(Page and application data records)
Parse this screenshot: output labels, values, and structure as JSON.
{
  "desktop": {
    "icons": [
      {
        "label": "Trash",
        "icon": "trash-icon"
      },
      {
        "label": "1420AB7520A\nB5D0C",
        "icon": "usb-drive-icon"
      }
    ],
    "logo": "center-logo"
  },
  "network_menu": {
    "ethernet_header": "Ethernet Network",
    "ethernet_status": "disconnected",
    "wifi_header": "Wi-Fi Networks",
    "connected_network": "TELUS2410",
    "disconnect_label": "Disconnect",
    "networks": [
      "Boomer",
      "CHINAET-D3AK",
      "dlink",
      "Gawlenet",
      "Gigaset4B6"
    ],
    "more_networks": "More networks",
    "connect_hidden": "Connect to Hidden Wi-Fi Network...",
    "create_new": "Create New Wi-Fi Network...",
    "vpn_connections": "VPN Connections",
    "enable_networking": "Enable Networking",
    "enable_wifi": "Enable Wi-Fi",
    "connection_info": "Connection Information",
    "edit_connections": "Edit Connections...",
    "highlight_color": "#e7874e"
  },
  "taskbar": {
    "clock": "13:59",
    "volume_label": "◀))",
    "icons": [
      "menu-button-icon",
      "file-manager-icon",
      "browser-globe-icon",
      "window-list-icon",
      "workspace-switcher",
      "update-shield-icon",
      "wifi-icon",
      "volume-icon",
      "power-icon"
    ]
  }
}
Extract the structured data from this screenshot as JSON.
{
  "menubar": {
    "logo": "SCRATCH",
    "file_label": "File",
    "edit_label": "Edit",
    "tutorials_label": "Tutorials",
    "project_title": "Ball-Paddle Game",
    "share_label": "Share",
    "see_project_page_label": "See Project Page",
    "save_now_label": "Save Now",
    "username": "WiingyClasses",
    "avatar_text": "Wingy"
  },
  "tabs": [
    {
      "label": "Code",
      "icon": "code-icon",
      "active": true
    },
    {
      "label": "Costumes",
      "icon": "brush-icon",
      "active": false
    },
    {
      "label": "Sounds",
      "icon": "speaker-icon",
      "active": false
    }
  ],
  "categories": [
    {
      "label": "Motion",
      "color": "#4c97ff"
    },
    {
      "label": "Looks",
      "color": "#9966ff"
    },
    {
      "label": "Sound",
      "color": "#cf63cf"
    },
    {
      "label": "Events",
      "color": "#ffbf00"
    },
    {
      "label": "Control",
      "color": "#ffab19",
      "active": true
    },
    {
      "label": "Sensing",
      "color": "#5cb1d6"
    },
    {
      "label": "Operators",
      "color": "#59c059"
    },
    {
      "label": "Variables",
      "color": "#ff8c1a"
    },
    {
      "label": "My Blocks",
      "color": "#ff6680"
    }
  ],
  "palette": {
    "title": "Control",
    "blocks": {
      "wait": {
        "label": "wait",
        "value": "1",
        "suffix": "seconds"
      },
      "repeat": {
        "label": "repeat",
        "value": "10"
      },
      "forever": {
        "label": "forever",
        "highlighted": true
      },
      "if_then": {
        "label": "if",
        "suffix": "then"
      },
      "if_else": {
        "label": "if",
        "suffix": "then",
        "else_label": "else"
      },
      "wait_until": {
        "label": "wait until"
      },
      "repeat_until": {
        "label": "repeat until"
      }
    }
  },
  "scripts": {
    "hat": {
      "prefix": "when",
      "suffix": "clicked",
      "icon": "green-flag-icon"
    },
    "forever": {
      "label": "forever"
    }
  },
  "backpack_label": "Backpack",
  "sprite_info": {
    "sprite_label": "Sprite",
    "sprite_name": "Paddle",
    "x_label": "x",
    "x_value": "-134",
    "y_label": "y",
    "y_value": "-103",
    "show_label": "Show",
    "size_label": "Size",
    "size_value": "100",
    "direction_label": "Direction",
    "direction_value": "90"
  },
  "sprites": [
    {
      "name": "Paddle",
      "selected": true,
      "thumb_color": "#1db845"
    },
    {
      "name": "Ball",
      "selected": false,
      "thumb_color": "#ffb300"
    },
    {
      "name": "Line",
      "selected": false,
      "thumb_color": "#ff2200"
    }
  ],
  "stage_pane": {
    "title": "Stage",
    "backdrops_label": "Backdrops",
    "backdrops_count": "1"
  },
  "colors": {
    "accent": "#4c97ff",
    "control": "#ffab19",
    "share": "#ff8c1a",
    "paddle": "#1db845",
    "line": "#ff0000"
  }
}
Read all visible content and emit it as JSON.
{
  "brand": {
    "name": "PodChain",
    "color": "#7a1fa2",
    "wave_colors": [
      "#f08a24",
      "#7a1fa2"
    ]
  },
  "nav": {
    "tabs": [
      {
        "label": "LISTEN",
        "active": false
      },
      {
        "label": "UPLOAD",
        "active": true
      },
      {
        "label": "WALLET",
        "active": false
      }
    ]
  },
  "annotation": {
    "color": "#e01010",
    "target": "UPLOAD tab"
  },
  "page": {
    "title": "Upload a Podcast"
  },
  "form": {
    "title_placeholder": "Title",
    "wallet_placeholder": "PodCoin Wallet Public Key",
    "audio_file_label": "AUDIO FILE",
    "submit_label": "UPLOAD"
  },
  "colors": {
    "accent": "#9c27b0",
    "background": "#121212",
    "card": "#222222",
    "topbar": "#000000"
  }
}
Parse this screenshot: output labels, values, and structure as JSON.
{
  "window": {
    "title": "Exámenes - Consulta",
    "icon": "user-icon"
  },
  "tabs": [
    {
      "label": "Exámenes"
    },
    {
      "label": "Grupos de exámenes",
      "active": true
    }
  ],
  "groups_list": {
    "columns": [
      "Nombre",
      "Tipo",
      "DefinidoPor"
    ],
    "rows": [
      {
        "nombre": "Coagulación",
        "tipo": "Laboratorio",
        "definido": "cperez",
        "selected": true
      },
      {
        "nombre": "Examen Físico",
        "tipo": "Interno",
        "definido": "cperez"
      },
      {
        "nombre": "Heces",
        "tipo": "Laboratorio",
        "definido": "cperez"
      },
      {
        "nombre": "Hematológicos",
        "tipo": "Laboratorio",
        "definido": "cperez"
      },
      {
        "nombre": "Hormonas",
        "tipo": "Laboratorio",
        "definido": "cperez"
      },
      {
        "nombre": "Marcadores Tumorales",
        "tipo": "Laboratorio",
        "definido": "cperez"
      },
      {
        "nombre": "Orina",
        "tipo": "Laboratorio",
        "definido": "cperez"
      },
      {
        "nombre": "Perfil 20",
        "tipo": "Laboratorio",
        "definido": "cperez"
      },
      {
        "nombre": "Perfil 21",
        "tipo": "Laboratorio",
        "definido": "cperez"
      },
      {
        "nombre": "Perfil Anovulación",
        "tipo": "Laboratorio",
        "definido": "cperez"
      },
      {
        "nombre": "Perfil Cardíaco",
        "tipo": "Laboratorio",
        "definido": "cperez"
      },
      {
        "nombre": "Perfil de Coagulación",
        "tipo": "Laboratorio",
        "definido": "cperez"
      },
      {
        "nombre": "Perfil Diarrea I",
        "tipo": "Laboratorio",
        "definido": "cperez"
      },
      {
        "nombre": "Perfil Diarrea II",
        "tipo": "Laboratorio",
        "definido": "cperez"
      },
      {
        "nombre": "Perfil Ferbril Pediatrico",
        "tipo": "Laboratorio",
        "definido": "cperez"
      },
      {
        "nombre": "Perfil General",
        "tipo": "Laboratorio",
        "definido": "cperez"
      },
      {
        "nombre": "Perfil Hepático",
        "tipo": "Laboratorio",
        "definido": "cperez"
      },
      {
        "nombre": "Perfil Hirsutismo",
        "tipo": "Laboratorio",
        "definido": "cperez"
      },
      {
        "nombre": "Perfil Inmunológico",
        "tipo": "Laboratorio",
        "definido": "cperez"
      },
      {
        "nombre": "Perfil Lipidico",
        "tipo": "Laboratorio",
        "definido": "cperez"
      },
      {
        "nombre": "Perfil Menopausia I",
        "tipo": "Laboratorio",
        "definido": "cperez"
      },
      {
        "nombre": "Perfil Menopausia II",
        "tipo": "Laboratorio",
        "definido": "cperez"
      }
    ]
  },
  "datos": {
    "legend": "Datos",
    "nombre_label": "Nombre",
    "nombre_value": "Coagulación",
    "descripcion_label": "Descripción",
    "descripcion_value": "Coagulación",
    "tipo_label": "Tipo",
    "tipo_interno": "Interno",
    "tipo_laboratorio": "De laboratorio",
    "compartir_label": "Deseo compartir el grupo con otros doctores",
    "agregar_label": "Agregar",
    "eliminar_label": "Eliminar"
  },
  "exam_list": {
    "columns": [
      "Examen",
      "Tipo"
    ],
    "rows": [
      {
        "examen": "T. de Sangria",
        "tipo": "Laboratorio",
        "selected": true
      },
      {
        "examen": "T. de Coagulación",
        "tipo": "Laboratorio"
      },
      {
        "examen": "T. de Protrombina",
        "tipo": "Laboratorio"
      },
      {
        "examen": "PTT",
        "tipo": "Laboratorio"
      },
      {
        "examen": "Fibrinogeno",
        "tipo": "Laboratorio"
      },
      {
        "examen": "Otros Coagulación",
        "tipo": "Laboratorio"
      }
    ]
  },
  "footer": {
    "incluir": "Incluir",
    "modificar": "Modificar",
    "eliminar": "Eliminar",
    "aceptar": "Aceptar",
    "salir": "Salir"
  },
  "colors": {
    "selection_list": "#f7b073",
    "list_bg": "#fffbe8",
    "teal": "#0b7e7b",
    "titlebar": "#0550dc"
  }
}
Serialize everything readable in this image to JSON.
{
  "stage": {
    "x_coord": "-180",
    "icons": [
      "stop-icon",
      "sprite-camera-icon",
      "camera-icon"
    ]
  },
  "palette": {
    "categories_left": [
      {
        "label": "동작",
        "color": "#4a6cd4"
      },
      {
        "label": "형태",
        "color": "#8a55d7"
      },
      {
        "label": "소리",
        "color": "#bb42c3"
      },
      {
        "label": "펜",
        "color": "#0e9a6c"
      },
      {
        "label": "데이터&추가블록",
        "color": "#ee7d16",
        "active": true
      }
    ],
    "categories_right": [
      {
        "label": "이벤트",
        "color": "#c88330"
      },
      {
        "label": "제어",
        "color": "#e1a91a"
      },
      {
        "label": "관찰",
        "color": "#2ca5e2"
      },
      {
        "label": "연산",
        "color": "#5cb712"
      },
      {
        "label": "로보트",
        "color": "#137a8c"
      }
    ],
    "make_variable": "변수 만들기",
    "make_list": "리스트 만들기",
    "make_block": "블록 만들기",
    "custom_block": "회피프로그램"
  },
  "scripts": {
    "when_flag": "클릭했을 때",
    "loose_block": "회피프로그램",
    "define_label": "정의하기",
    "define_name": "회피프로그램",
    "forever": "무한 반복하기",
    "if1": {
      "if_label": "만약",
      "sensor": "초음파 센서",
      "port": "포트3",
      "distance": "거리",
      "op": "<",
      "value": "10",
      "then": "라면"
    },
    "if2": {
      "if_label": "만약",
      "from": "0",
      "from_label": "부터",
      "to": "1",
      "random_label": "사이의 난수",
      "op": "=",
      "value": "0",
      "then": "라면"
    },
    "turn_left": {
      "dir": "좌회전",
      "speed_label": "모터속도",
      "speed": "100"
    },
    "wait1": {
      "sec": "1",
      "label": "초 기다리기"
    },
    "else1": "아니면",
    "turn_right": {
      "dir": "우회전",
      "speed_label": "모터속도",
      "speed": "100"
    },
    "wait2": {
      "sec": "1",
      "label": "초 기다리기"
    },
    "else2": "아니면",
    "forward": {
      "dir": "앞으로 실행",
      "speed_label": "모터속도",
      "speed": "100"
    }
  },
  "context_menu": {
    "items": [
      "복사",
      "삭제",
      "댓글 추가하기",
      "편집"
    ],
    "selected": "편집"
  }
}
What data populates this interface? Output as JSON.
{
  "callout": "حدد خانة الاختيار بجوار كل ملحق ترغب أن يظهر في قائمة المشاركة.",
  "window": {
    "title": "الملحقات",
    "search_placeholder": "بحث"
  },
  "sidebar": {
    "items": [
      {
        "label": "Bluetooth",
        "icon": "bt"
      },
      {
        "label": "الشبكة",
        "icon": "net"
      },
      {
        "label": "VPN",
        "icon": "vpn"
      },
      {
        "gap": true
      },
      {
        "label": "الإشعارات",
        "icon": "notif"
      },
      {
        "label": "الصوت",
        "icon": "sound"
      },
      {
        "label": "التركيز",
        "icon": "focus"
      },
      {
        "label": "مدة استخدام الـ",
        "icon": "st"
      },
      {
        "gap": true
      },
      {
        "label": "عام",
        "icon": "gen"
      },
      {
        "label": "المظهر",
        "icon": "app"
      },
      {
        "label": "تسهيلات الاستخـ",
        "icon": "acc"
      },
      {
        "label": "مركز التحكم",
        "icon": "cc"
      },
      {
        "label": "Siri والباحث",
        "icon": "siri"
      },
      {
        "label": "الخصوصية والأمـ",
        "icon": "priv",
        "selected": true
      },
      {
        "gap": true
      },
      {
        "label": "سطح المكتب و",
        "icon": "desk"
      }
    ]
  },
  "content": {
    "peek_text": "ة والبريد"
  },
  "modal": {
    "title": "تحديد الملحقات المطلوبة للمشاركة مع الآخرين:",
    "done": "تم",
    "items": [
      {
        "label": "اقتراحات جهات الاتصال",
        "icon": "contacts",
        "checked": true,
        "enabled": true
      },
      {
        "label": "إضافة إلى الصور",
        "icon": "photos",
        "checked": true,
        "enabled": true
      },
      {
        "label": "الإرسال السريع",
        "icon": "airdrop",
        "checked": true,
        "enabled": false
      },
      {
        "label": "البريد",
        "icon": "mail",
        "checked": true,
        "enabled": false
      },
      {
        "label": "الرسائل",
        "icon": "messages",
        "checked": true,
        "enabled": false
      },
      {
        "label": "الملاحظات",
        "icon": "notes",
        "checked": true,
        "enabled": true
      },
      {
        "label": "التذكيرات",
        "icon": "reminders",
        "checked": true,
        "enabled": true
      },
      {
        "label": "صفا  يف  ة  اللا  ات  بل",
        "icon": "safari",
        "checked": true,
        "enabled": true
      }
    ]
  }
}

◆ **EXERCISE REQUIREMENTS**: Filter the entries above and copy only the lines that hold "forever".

◆ **SOLUTION TO THE EXERCISE**:
      "forever": {
        "label": "forever",
    "forever": {
      "label": "forever"
    "forever": "무한 반복하기",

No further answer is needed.